Director of Communications


For Immediate Release
Feb. 20, 2013

Statement on the Results of the 2012 Voluntary Support of Education Survey

Statement by CASE President John Lippincott

The just-released Voluntary Support of Education survey indicates that philanthropic giving to U.S. colleges and universities grew by a modest 2.3 percent during the academic year that ended June 30, 2012.

These results suggest that giving to higher education continues its slow but steady recovery from the global economic downturn that began in 2008. For the 2007-2008 academic year, philanthropic support peaked at $31.6 billion. According to the latest VSE results, giving for the 2011-2012 academic year reached $31 billion, just shy of that record.

Historically, changes in giving to education have tended to follow trends in the overall economy. Given the slow pace of economic growth, it is not surprising that it has taken longer for philanthropic support to recover than it did following previous recessions.

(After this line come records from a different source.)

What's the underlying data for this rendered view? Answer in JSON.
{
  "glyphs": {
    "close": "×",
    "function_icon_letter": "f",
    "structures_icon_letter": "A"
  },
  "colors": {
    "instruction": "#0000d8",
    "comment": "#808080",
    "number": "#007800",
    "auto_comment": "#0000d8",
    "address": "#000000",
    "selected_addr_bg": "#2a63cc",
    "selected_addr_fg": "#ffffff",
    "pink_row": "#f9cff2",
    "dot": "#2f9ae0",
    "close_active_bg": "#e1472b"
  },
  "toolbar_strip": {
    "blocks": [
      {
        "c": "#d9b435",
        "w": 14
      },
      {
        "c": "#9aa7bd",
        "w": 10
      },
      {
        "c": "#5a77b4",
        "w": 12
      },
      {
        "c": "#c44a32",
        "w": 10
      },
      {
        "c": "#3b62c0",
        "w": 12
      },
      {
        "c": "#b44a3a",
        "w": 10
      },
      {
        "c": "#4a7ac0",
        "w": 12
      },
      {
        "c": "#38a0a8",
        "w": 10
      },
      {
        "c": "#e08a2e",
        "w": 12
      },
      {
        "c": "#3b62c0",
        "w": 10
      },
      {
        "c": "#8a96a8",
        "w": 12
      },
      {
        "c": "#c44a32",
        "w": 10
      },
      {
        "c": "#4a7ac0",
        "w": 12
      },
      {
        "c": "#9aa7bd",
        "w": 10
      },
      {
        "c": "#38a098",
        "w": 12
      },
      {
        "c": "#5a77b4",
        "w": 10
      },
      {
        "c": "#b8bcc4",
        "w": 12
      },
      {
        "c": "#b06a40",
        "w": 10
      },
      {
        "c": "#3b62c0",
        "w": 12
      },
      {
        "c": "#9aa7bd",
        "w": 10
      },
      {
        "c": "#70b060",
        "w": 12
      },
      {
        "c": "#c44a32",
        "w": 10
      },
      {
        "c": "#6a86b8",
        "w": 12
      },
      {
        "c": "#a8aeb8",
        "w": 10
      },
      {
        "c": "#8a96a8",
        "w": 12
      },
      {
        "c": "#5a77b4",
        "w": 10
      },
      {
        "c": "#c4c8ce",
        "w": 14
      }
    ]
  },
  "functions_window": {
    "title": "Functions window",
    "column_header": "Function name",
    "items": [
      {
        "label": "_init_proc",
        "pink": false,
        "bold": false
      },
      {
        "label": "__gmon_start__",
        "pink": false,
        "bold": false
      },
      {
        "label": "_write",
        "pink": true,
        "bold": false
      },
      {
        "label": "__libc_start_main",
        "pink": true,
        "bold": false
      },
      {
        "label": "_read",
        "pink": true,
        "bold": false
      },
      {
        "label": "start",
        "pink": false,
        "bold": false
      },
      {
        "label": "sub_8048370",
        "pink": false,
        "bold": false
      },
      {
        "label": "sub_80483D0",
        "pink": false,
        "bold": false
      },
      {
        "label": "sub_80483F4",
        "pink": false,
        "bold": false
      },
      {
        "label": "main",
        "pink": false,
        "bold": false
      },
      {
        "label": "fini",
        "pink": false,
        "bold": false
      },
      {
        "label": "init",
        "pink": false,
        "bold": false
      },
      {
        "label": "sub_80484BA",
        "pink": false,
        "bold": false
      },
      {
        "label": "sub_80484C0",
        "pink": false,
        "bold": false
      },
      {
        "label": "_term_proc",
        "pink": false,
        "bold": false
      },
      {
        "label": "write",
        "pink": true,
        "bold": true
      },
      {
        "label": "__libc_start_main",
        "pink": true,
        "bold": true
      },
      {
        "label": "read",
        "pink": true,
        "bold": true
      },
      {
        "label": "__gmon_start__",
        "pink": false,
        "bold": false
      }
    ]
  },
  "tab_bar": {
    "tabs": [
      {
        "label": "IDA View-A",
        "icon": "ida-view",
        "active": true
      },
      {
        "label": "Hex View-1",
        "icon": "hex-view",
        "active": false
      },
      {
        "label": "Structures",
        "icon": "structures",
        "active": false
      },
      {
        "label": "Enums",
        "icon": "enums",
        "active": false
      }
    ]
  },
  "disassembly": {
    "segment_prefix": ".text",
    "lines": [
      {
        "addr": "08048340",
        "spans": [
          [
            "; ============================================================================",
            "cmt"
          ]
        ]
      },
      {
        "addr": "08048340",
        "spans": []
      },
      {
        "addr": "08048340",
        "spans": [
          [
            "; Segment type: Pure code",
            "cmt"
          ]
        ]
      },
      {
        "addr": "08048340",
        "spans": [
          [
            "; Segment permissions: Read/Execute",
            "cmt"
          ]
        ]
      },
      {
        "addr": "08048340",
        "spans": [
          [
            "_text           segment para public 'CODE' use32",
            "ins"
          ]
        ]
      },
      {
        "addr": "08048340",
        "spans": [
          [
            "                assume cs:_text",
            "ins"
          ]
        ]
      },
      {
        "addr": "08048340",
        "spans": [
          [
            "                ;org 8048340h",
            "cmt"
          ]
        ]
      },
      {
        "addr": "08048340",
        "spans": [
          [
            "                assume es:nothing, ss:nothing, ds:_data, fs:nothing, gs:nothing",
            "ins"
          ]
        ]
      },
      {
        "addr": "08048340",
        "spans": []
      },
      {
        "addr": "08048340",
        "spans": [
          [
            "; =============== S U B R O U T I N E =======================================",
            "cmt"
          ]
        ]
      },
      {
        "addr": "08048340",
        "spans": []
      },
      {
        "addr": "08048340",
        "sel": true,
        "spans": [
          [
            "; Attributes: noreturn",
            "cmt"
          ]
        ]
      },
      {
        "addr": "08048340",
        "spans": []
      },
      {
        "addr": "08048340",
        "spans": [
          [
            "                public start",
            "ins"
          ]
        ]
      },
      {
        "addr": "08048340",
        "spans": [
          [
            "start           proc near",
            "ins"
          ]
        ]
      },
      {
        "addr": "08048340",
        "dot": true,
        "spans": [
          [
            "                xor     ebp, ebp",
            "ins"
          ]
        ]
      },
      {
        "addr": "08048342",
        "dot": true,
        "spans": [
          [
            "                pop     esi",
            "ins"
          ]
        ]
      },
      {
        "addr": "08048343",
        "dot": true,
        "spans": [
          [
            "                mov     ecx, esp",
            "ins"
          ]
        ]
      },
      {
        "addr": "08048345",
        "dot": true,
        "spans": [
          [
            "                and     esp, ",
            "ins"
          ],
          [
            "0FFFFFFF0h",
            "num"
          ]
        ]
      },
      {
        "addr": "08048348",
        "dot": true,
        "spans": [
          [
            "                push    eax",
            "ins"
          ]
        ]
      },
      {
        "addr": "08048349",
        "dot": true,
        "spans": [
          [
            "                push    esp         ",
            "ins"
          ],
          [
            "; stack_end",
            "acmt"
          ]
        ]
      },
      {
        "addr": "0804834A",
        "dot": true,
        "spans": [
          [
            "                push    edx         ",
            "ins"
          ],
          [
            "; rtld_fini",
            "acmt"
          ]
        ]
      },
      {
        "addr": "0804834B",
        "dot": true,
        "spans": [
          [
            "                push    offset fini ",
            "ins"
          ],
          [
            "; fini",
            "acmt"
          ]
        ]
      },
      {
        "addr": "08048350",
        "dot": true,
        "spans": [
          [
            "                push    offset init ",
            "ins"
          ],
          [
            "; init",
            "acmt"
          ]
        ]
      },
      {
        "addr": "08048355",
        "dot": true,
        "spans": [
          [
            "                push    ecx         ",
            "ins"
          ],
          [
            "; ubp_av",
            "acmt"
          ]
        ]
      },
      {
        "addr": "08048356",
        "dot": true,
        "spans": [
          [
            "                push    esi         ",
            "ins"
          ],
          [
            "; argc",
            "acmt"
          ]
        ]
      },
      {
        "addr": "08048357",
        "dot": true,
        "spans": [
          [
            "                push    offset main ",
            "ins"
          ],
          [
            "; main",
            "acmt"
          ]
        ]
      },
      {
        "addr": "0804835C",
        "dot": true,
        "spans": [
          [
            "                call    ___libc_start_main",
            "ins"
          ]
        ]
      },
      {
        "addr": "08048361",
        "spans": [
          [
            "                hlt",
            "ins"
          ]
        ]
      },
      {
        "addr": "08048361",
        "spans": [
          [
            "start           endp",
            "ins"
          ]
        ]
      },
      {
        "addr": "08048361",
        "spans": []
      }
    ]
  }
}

However, there is reason for optimism going forward. The strong performance of the stock market in the second half of calendar year 2012, for example, supports the prediction by college and university fundraisers that giving will grow more rapidly during the 2012-2013 academic year. Those predictions, summarized in the most recent CASE Fundraising Index, suggest the strong possibility that donations in 2012-2013 will set a new record.

Even though it will have taken five or more years to return to record levels of philanthropic support, comprehensive fundraising programs remain one of the best investments colleges and universities can make. According to the CASE Advancement Investment Metrics Study, higher education receives a return of $6 for every $1 invested in its fundraising efforts.

One disturbing trend in the VSE results is a continued decline in the percentage of alumni who contribute to their alma mater. The decline can be attributed in part to a growing population of graduates and the use of family foundations as vehicles for giving. These factors notwithstanding, colleges and universities need to continue to invest in the active engagement of their graduates to ensure their active financial support.

The VSE survey is voluntary and requires participants to report their numbers following the CASE Reporting Standards & Management Guidelines for Educational Fundraising, 4th edition. The reporting standards are also the basis of the biannual CASE survey on educational fundraising campaigns.

About CASE

The Council for Advancement and Support of Education is a professional association serving educational institutions and the advancement professionals who work on their behalf in alumni relations, communications, development, marketing and allied areas.